Terry Harknett’s EDGE and STEELE books were already being reissued quite successfully by Malcolm Elliott-Davey, alias ‘Cody Wells’ – who himself was to become an important part of our team as things progressed. But Mike was still in touch with John Harvey and Elizabeth James, widow of Laurence. And Mike Linaker was only too happy to let us give his BODIE THE STALKER and JASON BRAND books a new lease of life. Indeed, as we went on, we also added his CADE action-adventures and a third western series, THE TYLERS.

Inevitably we soon found ourselves widening the scope of our company. I had always enjoyed the above-average MADIGAN westerns by my friend Keith Hetherington, alias ‘Hank J. Kirby’, and so he was another writer we went after very early on. Before long we added the likes of Frederick Nolan, alias ‘Frederick H. Christian’, and even took it upon ourselves to add some SF, and latterly, crime, to our monthly schedules.

But our first love was and remains the western, and that is how we see ourselves – first and foremost as a publisher of westerns – specifically, series westerns.
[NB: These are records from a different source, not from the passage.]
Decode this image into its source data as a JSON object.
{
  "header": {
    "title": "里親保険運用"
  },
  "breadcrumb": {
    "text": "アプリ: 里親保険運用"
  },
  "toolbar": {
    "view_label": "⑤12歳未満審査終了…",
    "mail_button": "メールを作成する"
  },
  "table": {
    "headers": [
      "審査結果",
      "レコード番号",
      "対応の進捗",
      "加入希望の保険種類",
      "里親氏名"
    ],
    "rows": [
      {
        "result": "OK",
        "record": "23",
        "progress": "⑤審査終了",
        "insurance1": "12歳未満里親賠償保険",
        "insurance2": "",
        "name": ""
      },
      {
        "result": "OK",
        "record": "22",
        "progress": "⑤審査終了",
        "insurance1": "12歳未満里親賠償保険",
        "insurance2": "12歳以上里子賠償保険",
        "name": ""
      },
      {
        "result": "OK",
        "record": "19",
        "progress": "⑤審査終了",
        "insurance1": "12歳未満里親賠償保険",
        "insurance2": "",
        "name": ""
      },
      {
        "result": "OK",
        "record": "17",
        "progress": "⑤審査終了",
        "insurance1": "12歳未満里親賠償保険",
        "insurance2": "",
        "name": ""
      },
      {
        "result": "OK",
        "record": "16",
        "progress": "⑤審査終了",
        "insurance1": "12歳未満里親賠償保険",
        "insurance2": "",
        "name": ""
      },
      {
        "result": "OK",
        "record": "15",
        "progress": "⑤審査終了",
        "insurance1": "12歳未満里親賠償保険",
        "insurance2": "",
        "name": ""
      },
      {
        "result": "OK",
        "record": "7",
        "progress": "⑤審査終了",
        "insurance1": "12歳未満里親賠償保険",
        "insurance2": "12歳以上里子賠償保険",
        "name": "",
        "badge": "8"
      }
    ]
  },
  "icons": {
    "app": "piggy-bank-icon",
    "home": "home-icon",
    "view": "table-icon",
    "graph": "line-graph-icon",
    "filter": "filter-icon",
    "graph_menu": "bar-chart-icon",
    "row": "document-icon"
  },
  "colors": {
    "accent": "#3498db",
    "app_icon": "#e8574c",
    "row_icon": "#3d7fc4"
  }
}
In those early weeks and months, however, there was plenty of frustration and disappointment. In all too many cases it has proved to be almost impossible to track down some writers and establish who now owns the rights in their books. And I suppose, as new kids on the block, many other writers or their representatives preferred to wait and see if we really were serious about what we planned to do. But that was fine. We expected to have to prove ourselves.

In May 2012 we did just that. That was the month we published our first book, TRACKDOWN, by Neil Hunter.

Now, it’s at this point that you expect me to add, “ ... and the rest is history.” It isn’t, though. More accurately it’s still history in the making.

Over the months we’ve added a number of books and authors to our line-up, the idea being to vary our monthly schedules as much as we can, and provide something for everyone. So now we also have the tough-as-tacks IRON EYES and more traditional BAR 10 books of Michael D. George, writing as ‘Rory Black’ and ‘Boyd Cassidy’ respectively. We have THE REAPER and SHATTERHAND books of B. J. Holmes. We have BELLE SLAUGHTER by Tony Masero, the FARGO, SUNDANCE, JOHN CUTLER and RANCHO BRAVO novels of Ben Haas, writing as ‘John Benteen’ and ‘Thorne Douglas’. We have THE STORM FAMILY by Matt Chisholm, LOU PROPHET by Peter Brandvold, THE SANTA FE TRAIL by Kent Conwell ... and more to come.

The level of success our company has had has been both surprising and gratifying. Western readers have embraced ‘the brand’ and many of them now rightly feel that they are just as much a part of Piccadilly Publishing as the writers themselves. I can’t explain why this is, but my guess is that our readers know that we are every bit as much fans as they are, so maybe they identify with us and understand that we are genuine in our desire to bring the western back to its old prominence, and of course to keep it attractive and affordable in the process!

Need I say more?


  1. Charlie, great post as usual! I know how you feel to have new life breathed into one of your older books. That has been my experience with Rebecca Vickery's publishing company, WESTERN TRAIL BLAZER. Congratulations on this venture, and thanks for letting us know all about Piccadilly Publishing!

  2. A trend I have also notices at the library is the re-issue of many of the writers from the 1920'-1950's. It does this reader and writer's heart good to see these and other new and old Westerns being made available to a the staunch and new lovers of the genre. Thank you for a great post. Doris

  3. Chuck Tyrell and Piccadilly Publishing... now that's a winning combination.

  4. At this point, you all may want to know, David and Mike are concentrating on series. In my case, Stryker books. So those currently scheduled from me are all Stryker books.

    Rebecca has my utmost admiration. She does a tremendous job for so many authors, including myself. We are so fortunate that many fans of westerns are also willing to put those stories out before the public.

  5. I sure do love being able to buy all the books I missed the first time around. Now we need 32-hour days. :)